not using electrolytics, polarized or non-polarized, for network construction. This,
along with Chart 1 should make the matter of collecting the necessary components for
a home-built network a fairly simple and straightforward operation.
Chart 1 (Above). A master chart giving all physical winding data for crossover network
chokes based on speaker impedance and desired crossover frequency. Choose the speaker
impedance on the vertical scale, move over horizontally to the curve which represents
the desired crossover frequency, and then move down to the horizontal scale which gives
all the vital statistics of the coil needed for the chosen conditions for a 6 db per
octave network, shown in circuit (A) to right. To use chart for 12 db per octave network,
circuit (B), simply multiply speaker impedance by 1.41 and proceed as above. The physical
make-up of the choke coil that is employed must be as shown at the center of this page.
Chart 2 (Left). Auxiliary chart to be used in conjunction with Chart 1 for determining
the value of capacity needed to cross over at a given speaker impedance. To use chart,
simply lay a straight edge between the point on the first column representing the impedance
of the speaker and the point on the last column representing the crossover frequency
desired. The point where the straight edge crosses the center column is the value of
capacity required. Be sure to use the two columns marked "A" together, or the two columns
marked "B" together. This chart is to be used for a 6 db per octave network only. In
order to obtain capacity values for a 12 db per octave network it is only necessary to
divide the value of capacity obtained by. 1.41. For the lower values of capacitance,
oil-filled capacitors are preferred. For the higher values, electrolytics are employed.
Chart 3 (Below). The actual inductance values of network chokes used in the master
Chart 1 are given here. This chart makes it possible to wind coils of given inductance
if the construction details shown along the bottom axis and in the drawing at the center
of this page are followed.
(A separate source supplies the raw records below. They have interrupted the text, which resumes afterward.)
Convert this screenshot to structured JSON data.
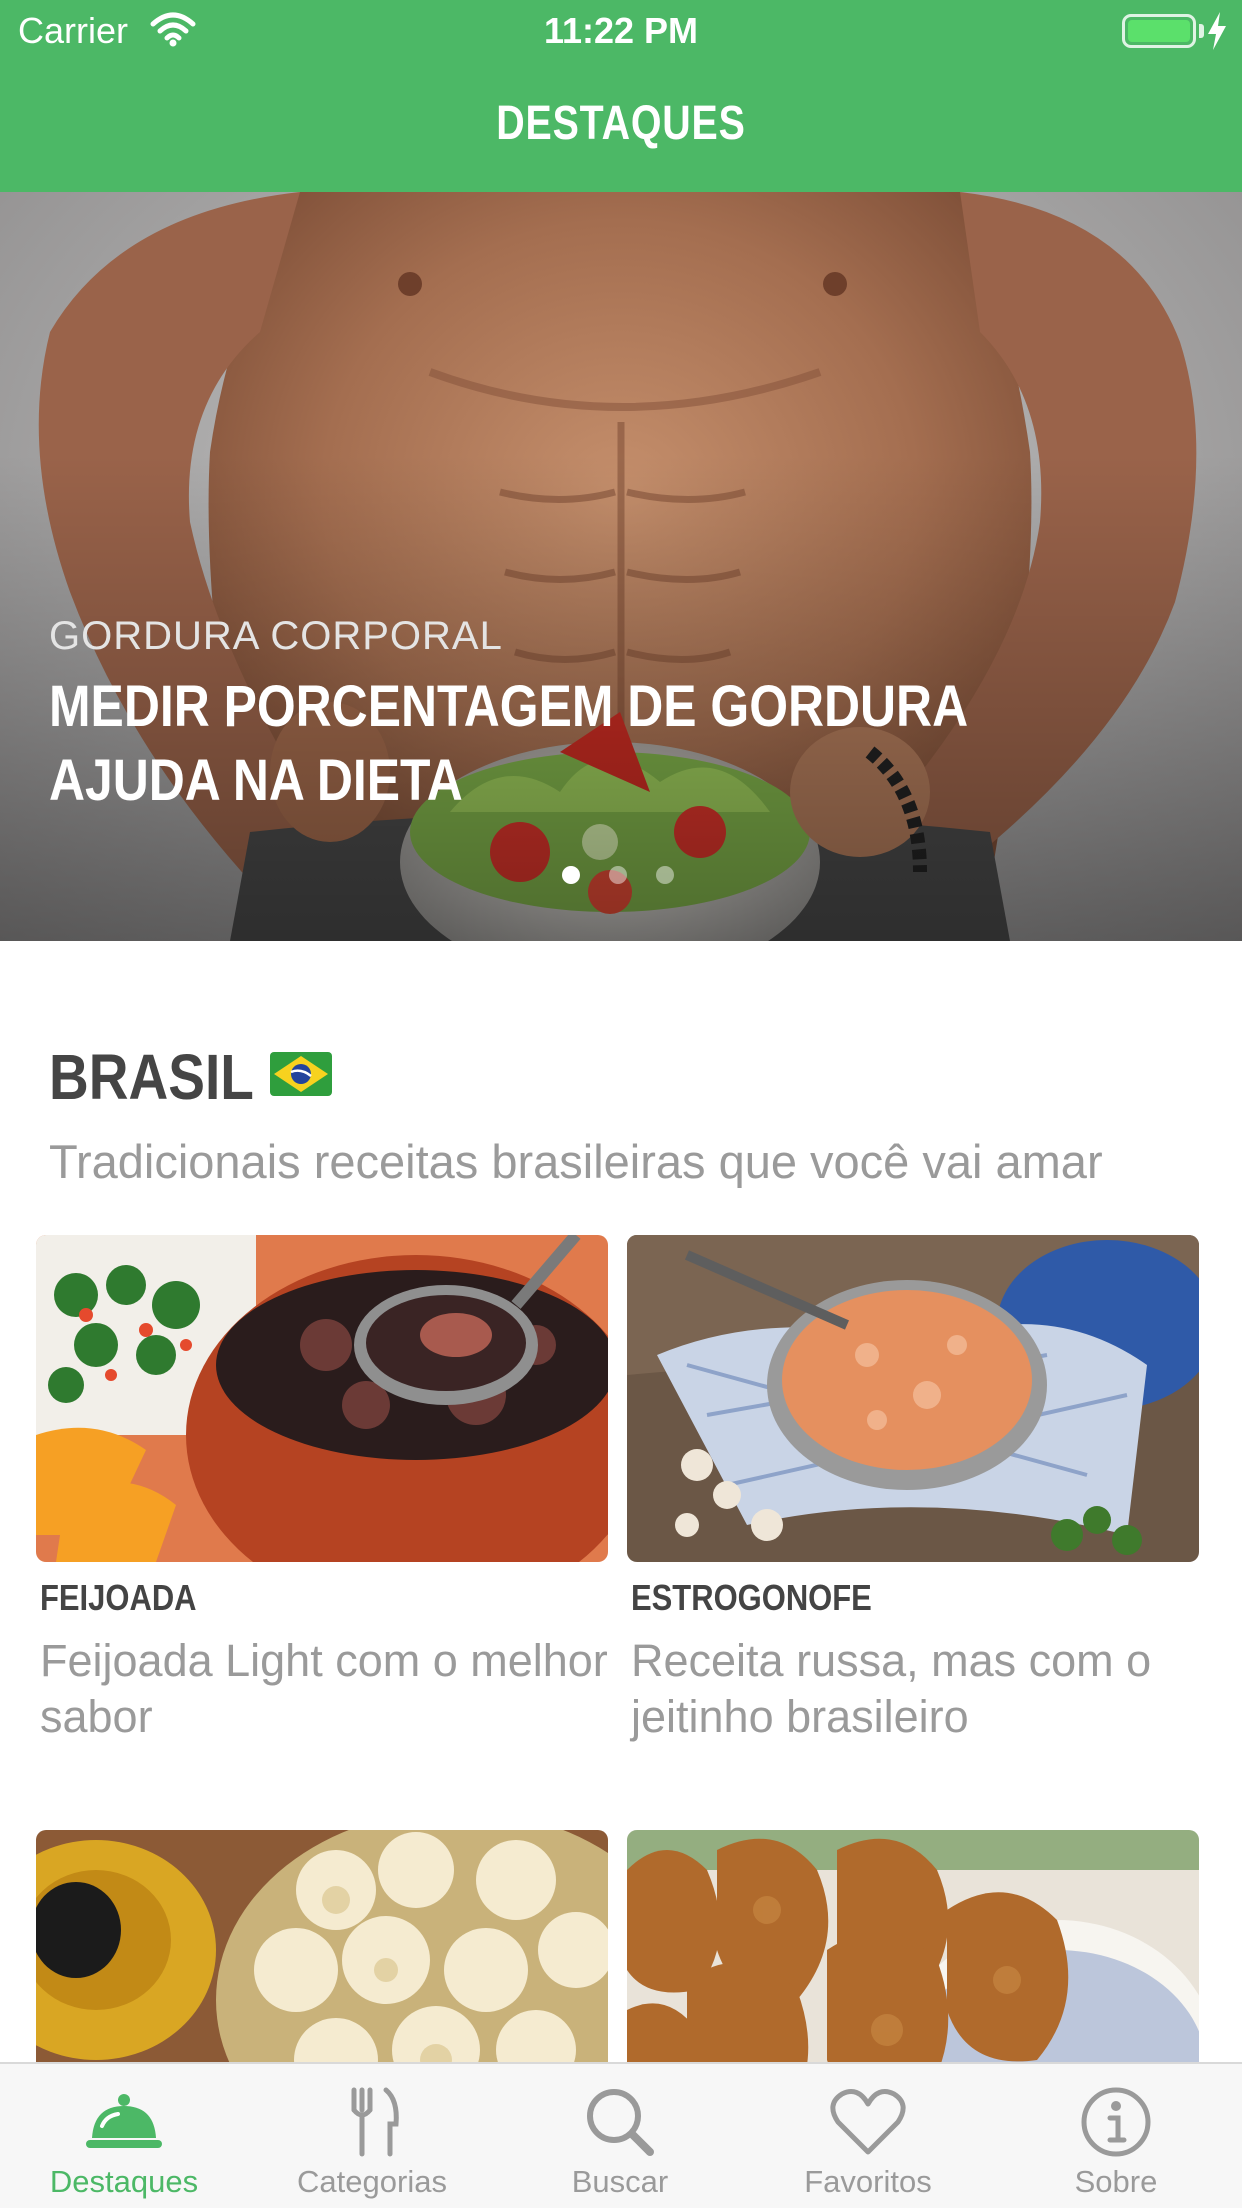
{
  "status_bar": {
    "carrier": "Carrier",
    "time": "11:22 PM"
  },
  "nav": {
    "title": "DESTAQUES"
  },
  "hero": {
    "kicker": "GORDURA CORPORAL",
    "headline": "MEDIR PORCENTAGEM DE GORDURA AJUDA NA DIETA",
    "page_count": 3,
    "active_page": 1
  },
  "section": {
    "title": "BRASIL",
    "subtitle": "Tradicionais receitas brasileiras que você vai amar"
  },
  "cards": [
    {
      "name": "FEIJOADA",
      "description": "Feijoada Light com o melhor sabor"
    },
    {
      "name": "ESTROGONOFE",
      "description": "Receita russa, mas com o jeitinho brasileiro"
    },
    {
      "name": "",
      "description": ""
    },
    {
      "name": "",
      "description": ""
    }
  ],
  "tabs": [
    {
      "label": "Destaques",
      "icon": "cloche-icon",
      "active": true
    },
    {
      "label": "Categorias",
      "icon": "fork-knife-icon",
      "active": false
    },
    {
      "label": "Buscar",
      "icon": "search-icon",
      "active": false
    },
    {
      "label": "Favoritos",
      "icon": "heart-icon",
      "active": false
    },
    {
      "label": "Sobre",
      "icon": "info-icon",
      "active": false
    }
  ],
  "colors": {
    "brand_green": "#4cb866",
    "tab_inactive": "#9a9a9a"
  }
}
Inductance values from about 0.03 up to 20 millihenrys are
Posted July 3, 2018